[Dataset rows describing interfaces]
════════════════

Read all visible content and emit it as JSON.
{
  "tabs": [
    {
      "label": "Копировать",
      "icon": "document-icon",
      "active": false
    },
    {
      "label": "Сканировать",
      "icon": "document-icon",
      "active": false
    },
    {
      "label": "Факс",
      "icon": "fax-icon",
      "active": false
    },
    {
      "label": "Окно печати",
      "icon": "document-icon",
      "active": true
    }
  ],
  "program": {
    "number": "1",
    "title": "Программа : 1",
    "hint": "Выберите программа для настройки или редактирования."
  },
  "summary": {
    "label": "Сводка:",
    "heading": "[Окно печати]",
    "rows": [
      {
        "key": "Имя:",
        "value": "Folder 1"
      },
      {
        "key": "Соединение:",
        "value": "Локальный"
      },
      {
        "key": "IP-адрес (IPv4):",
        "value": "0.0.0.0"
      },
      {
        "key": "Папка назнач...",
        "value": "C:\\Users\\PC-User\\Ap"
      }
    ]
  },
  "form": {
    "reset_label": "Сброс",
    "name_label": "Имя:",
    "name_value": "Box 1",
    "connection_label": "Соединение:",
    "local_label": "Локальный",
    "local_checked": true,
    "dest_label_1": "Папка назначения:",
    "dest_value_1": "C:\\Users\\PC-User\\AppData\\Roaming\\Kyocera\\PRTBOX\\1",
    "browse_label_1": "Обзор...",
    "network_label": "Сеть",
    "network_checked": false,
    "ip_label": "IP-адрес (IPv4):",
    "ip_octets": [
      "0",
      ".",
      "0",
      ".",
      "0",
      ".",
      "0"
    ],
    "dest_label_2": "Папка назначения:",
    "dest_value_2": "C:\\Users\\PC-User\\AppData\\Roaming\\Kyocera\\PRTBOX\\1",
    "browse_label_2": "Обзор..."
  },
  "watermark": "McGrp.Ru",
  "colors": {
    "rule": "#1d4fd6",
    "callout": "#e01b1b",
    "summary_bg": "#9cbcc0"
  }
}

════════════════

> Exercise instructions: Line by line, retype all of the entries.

> Solution to this problem:
Read all visible content and emit it as JSON.
{
  "tabs": [
    {
      "label": "Копировать",
      "icon": "document-icon",
      "active": false
    },
    {
      "label": "Сканировать",
      "icon": "document-icon",
      "active": false
    },
    {
      "label": "Факс",
      "icon": "fax-icon",
      "active": false
    },
    {
      "label": "Окно печати",
      "icon": "document-icon",
      "active": true
    }
  ],
  "program": {
    "number": "1",
    "title": "Программа : 1",
    "hint": "Выберите программа для настройки или редактирования."
  },
  "summary": {
    "label": "Сводка:",
    "heading": "[Окно печати]",
    "rows": [
      {
        "key": "Имя:",
        "value": "Folder 1"
      },
      {
        "key": "Соединение:",
        "value": "Локальный"
      },
      {
        "key": "IP-адрес (IPv4):",
        "value": "0.0.0.0"
      },
      {
        "key": "Папка назнач...",
        "value": "C:\\Users\\PC-User\\Ap"
      }
    ]
  },
  "form": {
    "reset_label": "Сброс",
    "name_label": "Имя:",
    "name_value": "Box 1",
    "connection_label": "Соединение:",
    "local_label": "Локальный",
    "local_checked": true,
    "dest_label_1": "Папка назначения:",
    "dest_value_1": "C:\\Users\\PC-User\\AppData\\Roaming\\Kyocera\\PRTBOX\\1",
    "browse_label_1": "Обзор...",
    "network_label": "Сеть",
    "network_checked": false,
    "ip_label": "IP-адрес (IPv4):",
    "ip_octets": [
      "0",
      ".",
      "0",
      ".",
      "0",
      ".",
      "0"
    ],
    "dest_label_2": "Папка назначения:",
    "dest_value_2": "C:\\Users\\PC-User\\AppData\\Roaming\\Kyocera\\PRTBOX\\1",
    "browse_label_2": "Обзор..."
  },
  "watermark": "McGrp.Ru",
  "colors": {
    "rule": "#1d4fd6",
    "callout": "#e01b1b",
    "summary_bg": "#9cbcc0"
  }
}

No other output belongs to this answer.